What you should do ->
Copy the records out again in full, keeping them identical.

(Entries from a dataset of interfaces)

□ □ □ □ □

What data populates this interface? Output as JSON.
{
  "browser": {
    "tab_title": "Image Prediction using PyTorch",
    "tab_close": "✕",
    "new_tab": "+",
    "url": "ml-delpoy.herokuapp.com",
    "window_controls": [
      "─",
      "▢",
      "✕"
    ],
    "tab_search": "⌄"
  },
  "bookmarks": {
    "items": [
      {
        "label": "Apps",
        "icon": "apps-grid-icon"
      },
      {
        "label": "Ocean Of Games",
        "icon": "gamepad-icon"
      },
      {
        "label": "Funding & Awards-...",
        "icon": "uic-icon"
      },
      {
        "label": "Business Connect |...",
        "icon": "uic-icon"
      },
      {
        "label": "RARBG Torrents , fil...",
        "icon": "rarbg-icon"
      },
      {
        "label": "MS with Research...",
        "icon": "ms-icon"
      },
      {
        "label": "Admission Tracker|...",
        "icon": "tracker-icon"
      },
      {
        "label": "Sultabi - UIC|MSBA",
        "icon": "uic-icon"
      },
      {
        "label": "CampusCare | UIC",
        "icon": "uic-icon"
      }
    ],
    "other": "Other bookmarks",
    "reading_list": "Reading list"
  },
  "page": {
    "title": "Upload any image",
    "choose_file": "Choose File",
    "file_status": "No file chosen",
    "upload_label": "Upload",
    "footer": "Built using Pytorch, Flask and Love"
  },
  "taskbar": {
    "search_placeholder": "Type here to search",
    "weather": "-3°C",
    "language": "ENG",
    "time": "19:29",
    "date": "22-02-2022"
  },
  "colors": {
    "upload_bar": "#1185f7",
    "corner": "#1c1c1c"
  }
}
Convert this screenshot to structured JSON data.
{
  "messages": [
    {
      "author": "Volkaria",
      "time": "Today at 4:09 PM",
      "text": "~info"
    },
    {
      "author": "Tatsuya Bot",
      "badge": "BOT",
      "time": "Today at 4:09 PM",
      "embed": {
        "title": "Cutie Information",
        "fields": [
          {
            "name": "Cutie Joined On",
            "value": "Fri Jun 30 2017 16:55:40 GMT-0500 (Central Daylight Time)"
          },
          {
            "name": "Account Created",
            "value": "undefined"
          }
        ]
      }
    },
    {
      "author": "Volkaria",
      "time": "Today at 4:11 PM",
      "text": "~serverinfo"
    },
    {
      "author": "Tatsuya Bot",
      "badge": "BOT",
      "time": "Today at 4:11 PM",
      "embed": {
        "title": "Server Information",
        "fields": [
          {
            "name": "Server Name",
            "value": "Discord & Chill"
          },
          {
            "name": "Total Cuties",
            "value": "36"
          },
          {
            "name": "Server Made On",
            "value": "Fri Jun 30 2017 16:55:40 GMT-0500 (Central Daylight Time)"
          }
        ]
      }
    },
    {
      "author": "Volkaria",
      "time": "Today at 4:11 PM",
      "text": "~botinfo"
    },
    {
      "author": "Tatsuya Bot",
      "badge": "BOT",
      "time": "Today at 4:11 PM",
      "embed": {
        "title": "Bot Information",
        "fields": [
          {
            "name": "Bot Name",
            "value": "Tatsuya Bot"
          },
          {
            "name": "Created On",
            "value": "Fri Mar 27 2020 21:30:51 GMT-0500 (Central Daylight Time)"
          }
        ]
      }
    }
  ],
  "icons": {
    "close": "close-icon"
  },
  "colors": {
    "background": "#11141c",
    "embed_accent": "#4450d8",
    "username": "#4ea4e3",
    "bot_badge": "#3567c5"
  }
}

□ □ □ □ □

Solved problem ->
What data populates this interface? Output as JSON.
{
  "browser": {
    "tab_title": "Image Prediction using PyTorch",
    "tab_close": "✕",
    "new_tab": "+",
    "url": "ml-delpoy.herokuapp.com",
    "window_controls": [
      "─",
      "▢",
      "✕"
    ],
    "tab_search": "⌄"
  },
  "bookmarks": {
    "items": [
      {
        "label": "Apps",
        "icon": "apps-grid-icon"
      },
      {
        "label": "Ocean Of Games",
        "icon": "gamepad-icon"
      },
      {
        "label": "Funding & Awards-...",
        "icon": "uic-icon"
      },
      {
        "label": "Business Connect |...",
        "icon": "uic-icon"
      },
      {
        "label": "RARBG Torrents , fil...",
        "icon": "rarbg-icon"
      },
      {
        "label": "MS with Research...",
        "icon": "ms-icon"
      },
      {
        "label": "Admission Tracker|...",
        "icon": "tracker-icon"
      },
      {
        "label": "Sultabi - UIC|MSBA",
        "icon": "uic-icon"
      },
      {
        "label": "CampusCare | UIC",
        "icon": "uic-icon"
      }
    ],
    "other": "Other bookmarks",
    "reading_list": "Reading list"
  },
  "page": {
    "title": "Upload any image",
    "choose_file": "Choose File",
    "file_status": "No file chosen",
    "upload_label": "Upload",
    "footer": "Built using Pytorch, Flask and Love"
  },
  "taskbar": {
    "search_placeholder": "Type here to search",
    "weather": "-3°C",
    "language": "ENG",
    "time": "19:29",
    "date": "22-02-2022"
  },
  "colors": {
    "upload_bar": "#1185f7",
    "corner": "#1c1c1c"
  }
}
Convert this screenshot to structured JSON data.
{
  "messages": [
    {
      "author": "Volkaria",
      "time": "Today at 4:09 PM",
      "text": "~info"
    },
    {
      "author": "Tatsuya Bot",
      "badge": "BOT",
      "time": "Today at 4:09 PM",
      "embed": {
        "title": "Cutie Information",
        "fields": [
          {
            "name": "Cutie Joined On",
            "value": "Fri Jun 30 2017 16:55:40 GMT-0500 (Central Daylight Time)"
          },
          {
            "name": "Account Created",
            "value": "undefined"
          }
        ]
      }
    },
    {
      "author": "Volkaria",
      "time": "Today at 4:11 PM",
      "text": "~serverinfo"
    },
    {
      "author": "Tatsuya Bot",
      "badge": "BOT",
      "time": "Today at 4:11 PM",
      "embed": {
        "title": "Server Information",
        "fields": [
          {
            "name": "Server Name",
            "value": "Discord & Chill"
          },
          {
            "name": "Total Cuties",
            "value": "36"
          },
          {
            "name": "Server Made On",
            "value": "Fri Jun 30 2017 16:55:40 GMT-0500 (Central Daylight Time)"
          }
        ]
      }
    },
    {
      "author": "Volkaria",
      "time": "Today at 4:11 PM",
      "text": "~botinfo"
    },
    {
      "author": "Tatsuya Bot",
      "badge": "BOT",
      "time": "Today at 4:11 PM",
      "embed": {
        "title": "Bot Information",
        "fields": [
          {
            "name": "Bot Name",
            "value": "Tatsuya Bot"
          },
          {
            "name": "Created On",
            "value": "Fri Mar 27 2020 21:30:51 GMT-0500 (Central Daylight Time)"
          }
        ]
      }
    }
  ],
  "icons": {
    "close": "close-icon"
  },
  "colors": {
    "background": "#11141c",
    "embed_accent": "#4450d8",
    "username": "#4ea4e3",
    "bot_badge": "#3567c5"
  }
}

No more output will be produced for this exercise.